1. What are the basic decision-making units in the economy?
The basic decision-making units in the economy are households and firms. Firms transform inputs into goods or services that are sold in markets. Households are the ultimate consumers of these outputs.
2. What are the relationships between these basic units? How does a circular flow diagram illustrate these relationships?
Although firms are the producers of output and households are consumers of these outputs, each of the decision-making units act as both producer and consumer. Firms receive labor, land, and capital inputs from households. In turn, households supply these inputs to firms. The relationships between households and firms are shown in the circular flow diagram.
3. What do we mean by "quantity demanded?" What influences quantity demanded on the part of households?
The amount of a good that consumers are willing to buy of a product is called the quantity demanded at that price. This amount depends not only on the price, but also on other factors, such as income, tastes and preferences, wealth, expectations, and the prices of related goods.
4. What is the demand schedule for a product? What are the main features of a demand curve? What is the law of demand and how is it illustrated by demand curves?
A demand schedule is just a listing of different price-quantity combinations. A demand curve is a graphical representation of the demand for a product. Demand curves have a negative slope, which illustrates the law of demand. This law says that, holding other factors constant, an increase in price will cause a decrease in quantity demanded, and vice versa.
5. What can change the demand for a product? How does the demand curve react to changes in demand? What do we mean by normal goods? Inferior goods? Complementary goods? Substitute goods?
A change in the other factors affecting demand will cause a change in demand and a resulting shift of the demand curve. An increase in demand will shift the demand curve to the right, while a decrease in demand will shift the demand curve to the left. Goods for which an increase in income causes an increase in demand are called normal goods. Inferior goods are goods for which an increase in income causes demand to decrease. If an increase in the price of a related good causes the demand for a good to decrease, the goods are complementary goods. Substitute goods are ones for which an increase in the price of one will cause an increase in the demand for the other.
6. What is the law of supply? What influences the quantity supplied of a good? What are the features of a supply curve? How do supply curves illustrate the law of supply? What factors can cause the supply of a product to change, and how are these changes reflected in the supply curve?
The law of supply states that, all else being equal, an increase in the price of a good will cause an increase in quantity supplied. This means that supply curves are positively sloped. A change in price causes a movement along the supply curve and a change in quantity supplied. A change in other factors affecting producers, such as production costs, technology, or the price of goods related in production, can cause a change in supply and a shift in the supply curve. An increase in supply shifts the supply curve to the right. A decrease in supply shifts the supply curve to the left.

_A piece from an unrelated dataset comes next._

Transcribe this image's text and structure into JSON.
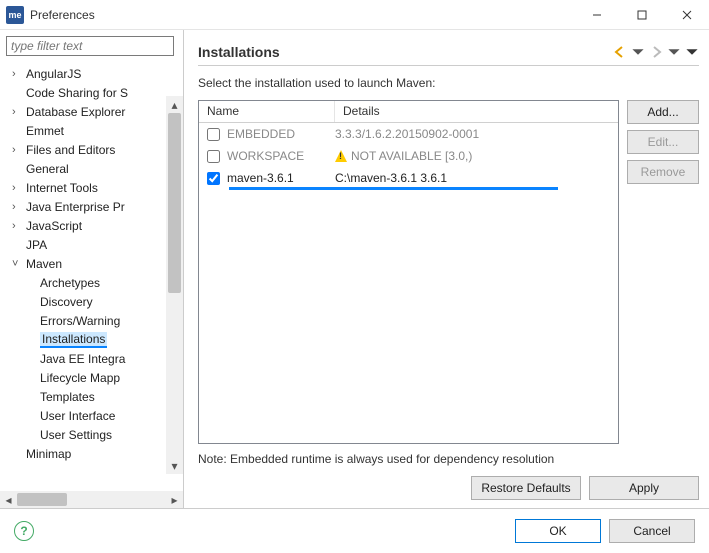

7. What is the equilibrium price for a product? What do we mean by a shortage? A surplus?
The equilibrium price for a product is the price at which the demand and supply curves intersect (meaning the quantity demanded and the quantity supplied at that price are equal). In competitive markets, prices that are higher than the equilibrium price will result in a surplus (excess supply) and the market price will fall. When the market price is lower than the equilibrium price, a shortage (excess demand) will exist and the market price will rise. The equilibrium price is stable under existing demand and supply conditions.
8. How do changes in the supply or demand for a product affect its equilibrium price and quantity?
Changes in supply or demand will cause changes in both the equilibrium price and quantity. An increase in supply will cause a lower price and a greater quantity, and a decrease in supply will cause a higher price and a smaller quantity. An increase in demand will cause a higher price and a greater quantity and a decrease in demand will cause a lower price and a smaller quantity.